Twenty years ago, a rather reluctant IBM (IBM) unleashed the homely Personal Computer 5150 and created the business PC. Since then, speed has increased by many orders of magnitude, the basic unit of storage has gone from the 160-kilobyte floppy disk to hard drives that hold tens of billions of bytes, and the price per unit of processing power has fallen perhaps a millionfold. Yet the fundamental architecture of the PC has changed amazingly little. In fact, most programs and hardware accessories that worked on the original IBM PC still work today. Plug an early 1980s Epson MX-80 dot-matrix printer into a Pentium 4, and it will be ready to chug away. What accounts for this longevity? And what does it portend for the future of personal technology?

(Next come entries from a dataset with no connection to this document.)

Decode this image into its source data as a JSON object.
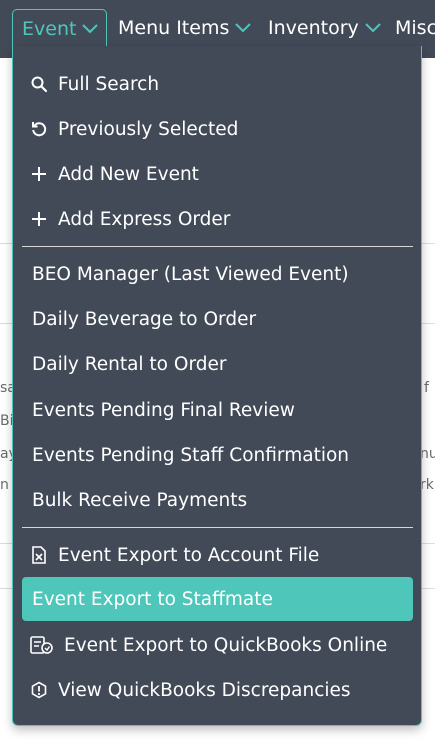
{
  "nav": {
    "event": "Event",
    "menu_items": "Menu Items",
    "inventory": "Inventory",
    "misc": "Misc"
  },
  "background_fragments": [
    "sa",
    "f",
    "Bi",
    "ay",
    "nu",
    "n E",
    "rk"
  ],
  "menu": {
    "full_search": "Full Search",
    "previously_selected": "Previously Selected",
    "add_new_event": "Add New Event",
    "add_express_order": "Add Express Order",
    "beo_manager": "BEO Manager (Last Viewed Event)",
    "daily_beverage": "Daily Beverage to Order",
    "daily_rental": "Daily Rental to Order",
    "pending_final_review": "Events Pending Final Review",
    "pending_staff_confirmation": "Events Pending Staff Confirmation",
    "bulk_receive_payments": "Bulk Receive Payments",
    "export_account_file": "Event Export to Account File",
    "export_staffmate": "Event Export to Staffmate",
    "export_quickbooks": "Event Export to QuickBooks Online",
    "view_qb_discrepancies": "View QuickBooks Discrepancies"
  },
  "colors": {
    "navbar_bg": "#424a58",
    "accent": "#4ec6b9",
    "menu_text": "#ffffff"
  },
  "icons": {
    "full_search": "search-icon",
    "previously_selected": "history-icon",
    "add_new_event": "plus-icon",
    "add_express_order": "plus-icon",
    "export_account_file": "excel-file-icon",
    "export_quickbooks": "invoice-sync-icon",
    "view_qb_discrepancies": "alert-circle-icon"
  }
}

Probably the most important lesson is that technological elegance isn't terribly important in the marketplace; being good enough will do. IBM's requirement that the PC be built from cheap, off-the-shelf parts forced engineering compromises that persist today. Over the years, techno-snobs have derided PC hardware and the software that runs on it, with Sun Microsystems (SUNW) CEO Scott McNealy famously dismissing Microsoft Office as "a hairball." None of this has mattered. "It wasn't rocket science, and it wasn't extraordinarily inventive," says IBM Fellow Mark Dean, who designed the color-graphics adapter for the original PC. "Most of the time it's not the level of technology that makes a difference. The important thing is that you are solving a problem at the right time and at the right price."

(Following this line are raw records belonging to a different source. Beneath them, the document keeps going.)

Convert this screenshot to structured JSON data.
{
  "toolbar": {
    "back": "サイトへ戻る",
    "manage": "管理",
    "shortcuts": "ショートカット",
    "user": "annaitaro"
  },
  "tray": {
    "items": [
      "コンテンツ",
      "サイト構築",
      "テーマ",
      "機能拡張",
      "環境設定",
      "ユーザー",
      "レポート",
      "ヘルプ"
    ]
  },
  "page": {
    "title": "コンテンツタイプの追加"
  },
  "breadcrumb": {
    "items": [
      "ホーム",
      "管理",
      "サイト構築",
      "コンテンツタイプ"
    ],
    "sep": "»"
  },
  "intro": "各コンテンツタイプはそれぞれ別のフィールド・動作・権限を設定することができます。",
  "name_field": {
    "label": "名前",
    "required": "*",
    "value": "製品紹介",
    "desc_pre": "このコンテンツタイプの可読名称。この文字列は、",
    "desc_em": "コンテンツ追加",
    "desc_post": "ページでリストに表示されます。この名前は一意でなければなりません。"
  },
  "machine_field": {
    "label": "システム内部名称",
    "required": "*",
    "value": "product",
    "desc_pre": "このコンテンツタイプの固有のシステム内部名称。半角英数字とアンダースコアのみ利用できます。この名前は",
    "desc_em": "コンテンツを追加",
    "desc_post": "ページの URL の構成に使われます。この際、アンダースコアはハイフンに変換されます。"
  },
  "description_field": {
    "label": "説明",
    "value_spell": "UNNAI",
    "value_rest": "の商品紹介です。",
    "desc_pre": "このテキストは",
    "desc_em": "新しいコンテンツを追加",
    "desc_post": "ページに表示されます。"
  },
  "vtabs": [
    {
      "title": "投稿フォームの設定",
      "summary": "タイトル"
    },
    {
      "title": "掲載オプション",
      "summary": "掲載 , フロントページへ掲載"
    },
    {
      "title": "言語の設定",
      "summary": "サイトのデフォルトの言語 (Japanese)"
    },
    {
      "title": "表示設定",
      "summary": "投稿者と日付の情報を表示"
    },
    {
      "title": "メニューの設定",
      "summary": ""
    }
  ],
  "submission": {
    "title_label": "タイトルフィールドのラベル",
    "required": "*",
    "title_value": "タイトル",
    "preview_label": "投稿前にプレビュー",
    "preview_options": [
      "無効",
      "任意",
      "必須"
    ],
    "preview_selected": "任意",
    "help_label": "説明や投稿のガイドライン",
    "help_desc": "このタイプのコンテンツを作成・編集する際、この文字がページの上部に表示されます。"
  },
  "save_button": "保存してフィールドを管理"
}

FIERCE RIVALRY. The PC became a vital business tool after Lotus Research introduced the 1-2-3 spreadsheet in 1983. At about the same time, IBM, which never tried very hard to retain exclusive control of the basic design, lost control of the technology to Microsoft (MSFT) and Intel (INTC). The consequence has been fierce competition among PC makers--and a steady slide in prices.
The first real challenge to the PC's dominance was the introduction of the Apple Macintosh in 1984. The Mac was and is technically more elegant than its Intel-Microsoft rivals. But it was a closed system, compared to the PC's competition-inspiring open architecture, and Apple (AAPL) claimed a price premium. By the time Microsoft narrowed the usability gap with the introduction of Windows 3.1 in 1991, Apple Computer's chances of making significant inroads were over. The PC wasn't the best, but it was good enough.

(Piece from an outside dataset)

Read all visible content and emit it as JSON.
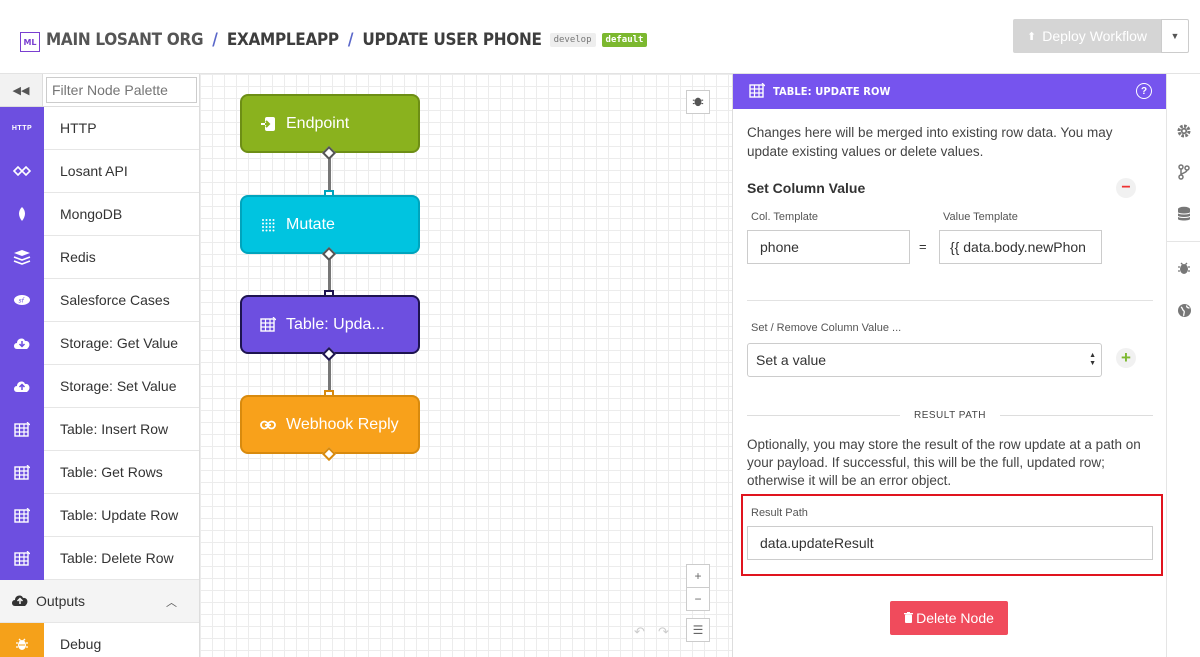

In the early 1990s, the PC reigned unchallenged. But by the second half of the decade, the growth of the Internet created new competition in the form of "network computers" and, more recently, "Web appliances." These were simple terminals that depended on the processing power and intelligence of network servers. Despite the backing of such heavyweights as Sun, Oracle, and IBM, network appliances failed miserably. The reason is no mystery: They delivered a small fraction of the performance and flexibility of even a low-end PC at a large fraction of the cost. Another challenge to the PC has come from handheld devices. But too many tasks depend on a good keyboard and a big display for these pocketable tools to be more than adjuncts.
I have been as vocal as anyone in criticizing the PC's many flaws. The computers are still too hard to use. Software quality leaves much to be desired, and consumers are expected to put up with a level of failure and frustration that they would not accept from any other product. Yet I have to admit that the reliability of the hardware and the usability of the software have improved dramatically over two decades.
In one sense the PC's glory days are over. Many markets are largely saturated, and even a return to rapid economic expansion is unlikely to produce the sort of PC growth rates we saw in the late 1990s. In the corporate world, researchers are working on ways to turn computing power into a utility in which clusters of servers are used to sell computing power on demand, sort of the network computer idea on steroids. And eventually someone will design a Web appliance that will turn consumers' heads.
Still, the value proposition of the PC--good enough and really cheap--will make it hard to displace. I wouldn't be surprised if 20 years from now, offices and schools were full of Pentium 15 PCs running Windows 2020. By Stephen H. Wildstrom